The belltower of the Christ in the Desert Monastery stands like a sentinel above the Rio Chama valley.

The extreme heat of summer is a memory. The State Fair has come and gone. Migrating water fowl fill the ponds along the river at Tingley Beach. Now it is autumn and, in many ways, it is the best time of the entire year!

New Mexico is even more spectacular than usual. The golden leaves of cottonwoods line our rivers and streams. In the high country, yellow hillsides of quaking aspens shimmer in the sun amid the spruce and pine. And the deep blue sky transfixes it all in our memories.

Last month a group of us camped at Abiquiu Lake, right in the center of Georgia O’Keeffe country. You don’t need changing leaves to make that place colorful — between the rainbow landscapes and cloudy monsoon sunsets, it was just spectacular.

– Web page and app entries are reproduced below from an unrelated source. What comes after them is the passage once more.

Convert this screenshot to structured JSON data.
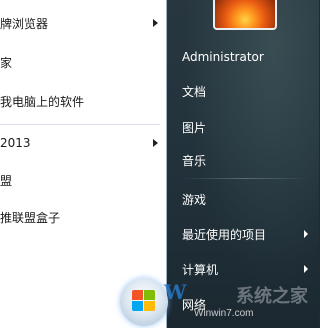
{
  "left_programs": [
    {
      "label": "牌浏览器",
      "has_submenu": true
    },
    {
      "label": "家",
      "has_submenu": false
    },
    {
      "label": "我电脑上的软件",
      "has_submenu": false
    },
    {
      "label": "2013",
      "has_submenu": true
    },
    {
      "label": "盟",
      "has_submenu": false
    },
    {
      "label": "推联盟盒子",
      "has_submenu": false
    }
  ],
  "right_menu": {
    "user_name": "Administrator",
    "items": [
      {
        "label": "文档",
        "has_submenu": false
      },
      {
        "label": "图片",
        "has_submenu": false
      },
      {
        "label": "音乐",
        "has_submenu": false
      },
      {
        "label": "游戏",
        "has_submenu": false
      },
      {
        "label": "最近使用的项目",
        "has_submenu": true
      },
      {
        "label": "计算机",
        "has_submenu": true
      },
      {
        "label": "网络",
        "has_submenu": false
      }
    ]
  },
  "watermark": {
    "logo": "W",
    "title": "系统之家",
    "url": "Winwin7.com"
  },
  "colors": {
    "left_bg": "#ffffff",
    "right_bg": "#24343d",
    "accent_orb": "#a8bfd2"
  }
}
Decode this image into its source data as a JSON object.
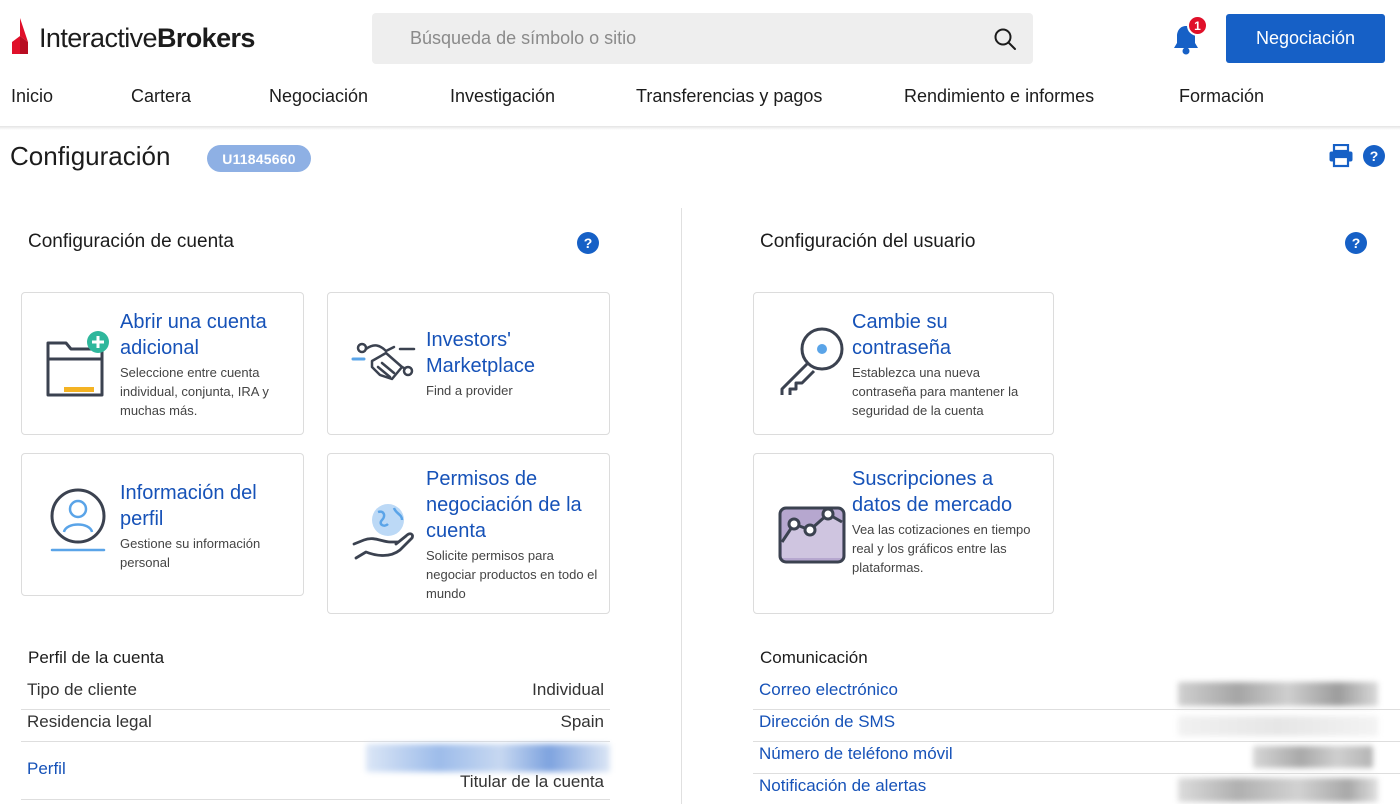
{
  "header": {
    "logo_prefix": "Interactive",
    "logo_suffix": "Brokers",
    "search_placeholder": "Búsqueda de símbolo o sitio",
    "notification_count": "1",
    "trade_button": "Negociación",
    "nav": [
      "Inicio",
      "Cartera",
      "Negociación",
      "Investigación",
      "Transferencias y pagos",
      "Rendimiento e informes",
      "Formación"
    ]
  },
  "page": {
    "title": "Configuración",
    "account_id": "U11845660",
    "help_glyph": "?"
  },
  "account_settings": {
    "title": "Configuración de cuenta",
    "cards": [
      {
        "title": "Abrir una cuenta adicional",
        "desc": "Seleccione entre cuenta individual, conjunta, IRA y muchas más.",
        "icon": "folder-add-icon"
      },
      {
        "title": "Investors' Marketplace",
        "desc": "Find a provider",
        "icon": "handshake-icon"
      },
      {
        "title": "Información del perfil",
        "desc": "Gestione su información personal",
        "icon": "profile-icon"
      },
      {
        "title": "Permisos de negociación de la cuenta",
        "desc": "Solicite permisos para negociar productos en todo el mundo",
        "icon": "globe-hand-icon"
      }
    ]
  },
  "user_settings": {
    "title": "Configuración del usuario",
    "cards": [
      {
        "title": "Cambie su contraseña",
        "desc": "Establezca una nueva contraseña para mantener la seguridad de la cuenta",
        "icon": "key-icon"
      },
      {
        "title": "Suscripciones a datos de mercado",
        "desc": "Vea las cotizaciones en tiempo real y los gráficos entre las plataformas.",
        "icon": "market-chart-icon"
      }
    ]
  },
  "account_profile": {
    "title": "Perfil de la cuenta",
    "rows": [
      {
        "label": "Tipo de cliente",
        "value": "Individual"
      },
      {
        "label": "Residencia legal",
        "value": "Spain"
      },
      {
        "label": "Perfil",
        "value": "Titular de la cuenta"
      }
    ]
  },
  "communication": {
    "title": "Comunicación",
    "rows": [
      "Correo electrónico",
      "Dirección de SMS",
      "Número de teléfono móvil",
      "Notificación de alertas"
    ]
  },
  "colors": {
    "brand_red": "#e0102a",
    "accent_blue": "#1660c6",
    "link_blue": "#1652b8"
  }
}
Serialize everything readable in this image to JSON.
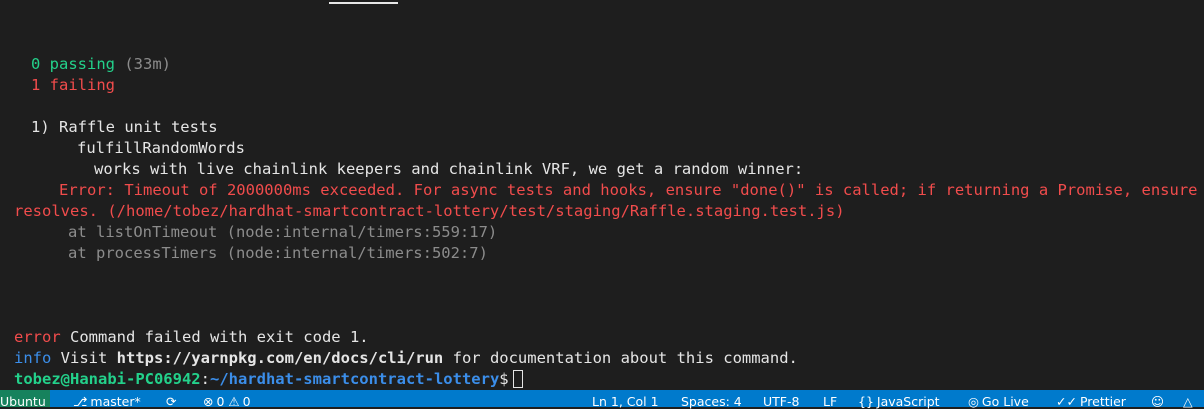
{
  "terminal": {
    "passing": "0 passing",
    "passing_time": "(33m)",
    "failing": "1 failing",
    "suite": "1) Raffle unit tests",
    "describe": "fulfillRandomWords",
    "test": "works with live chainlink keepers and chainlink VRF, we get a random winner:",
    "error_line1": "Error: Timeout of 2000000ms exceeded. For async tests and hooks, ensure \"done()\" is called; if returning a Promise, ensure it",
    "error_line2": "resolves. (/home/tobez/hardhat-smartcontract-lottery/test/staging/Raffle.staging.test.js)",
    "stack1": "at listOnTimeout (node:internal/timers:559:17)",
    "stack2": "at processTimers (node:internal/timers:502:7)",
    "error_label": "error",
    "error_msg": " Command failed with exit code 1.",
    "info_label": "info",
    "info_visit": " Visit ",
    "info_url": "https://yarnpkg.com/en/docs/cli/run",
    "info_rest": " for documentation about this command.",
    "prompt_user": "tobez@Hanabi-PC06942",
    "prompt_sep": ":",
    "prompt_path": "~/hardhat-smartcontract-lottery",
    "prompt_symbol": "$"
  },
  "statusbar": {
    "remote": "Ubuntu",
    "branch": "master*",
    "errors": "0",
    "warnings": "0",
    "position": "Ln 1, Col 1",
    "spaces": "Spaces: 4",
    "encoding": "UTF-8",
    "eol": "LF",
    "language": "JavaScript",
    "golive": "Go Live",
    "prettier": "Prettier",
    "colors": {
      "background": "#007acc",
      "remote": "#16825d"
    }
  }
}
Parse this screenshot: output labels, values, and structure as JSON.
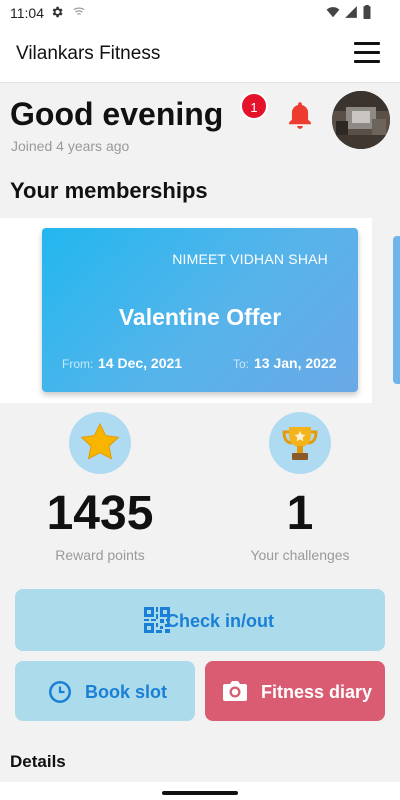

One of the things we did when we camped at Abiquiu Lake was take the 13-mile drive up County Road 191 to the Benedictine Christ in the Desert Monastery. The road was very rough in spots and extreme caution is advised, but the monastery is worth it. The chapel is a gorgeous building that fits perfectly into the surrounding bluffs. The altar is back-lit from huge clerestory windows catching the sky and trees.

The Christ in the Desert Monastery was founded in 1964 by Aelred Wall, O.S.B., with monks from the Benedictine Mount Saviour Monastery in Pine City, New York. He asked architect George Nakashima to design a chapel for them. Nakashima agreed, but refused to charge them a fee. It was constructed by monks and volunteers making their own adobes and using local ponderosa pine, rock and other nearby materials. One famous visitor described the chapel this way.

“The monastic church fits perfectly into its setting. Stark, lonely, stately in its simplicity, it gazes out over the sparse, irrigated fields into the widening valley. The belltower is like a watchman looking for something or someone of whom it does not speak.” — Thomas Merton

The chapel and a gift shop are open to visitors Monday through Saturday 9am-5pm. The monastery also maintains a guest house and runs a small brewery. Monk’s Ale is available statewide and locally at Bode’s General Store in Abiquiu.

Jon Knudsen is a freelance writer and retired educator. Email him at  johnny_mango@yahoo.com.

(0) comments

Welcome to the discussion.

Keep it Clean. Please avoid obscene, vulgar, lewd, racist or sexually-oriented language.
PLEASE TURN OFF YOUR CAPS LOCK.
Don't Threaten. Threats of harming another person will not be tolerated.
Be Truthful. Don't knowingly lie about anyone or anything.
Be Nice. No racism, sexism or any sort of -ism that is degrading to another person.
Be Proactive. Use the 'Report' link on each comment to let us know of abusive posts.
Share with Us. We'd love to hear eyewitness accounts, the history behind an article.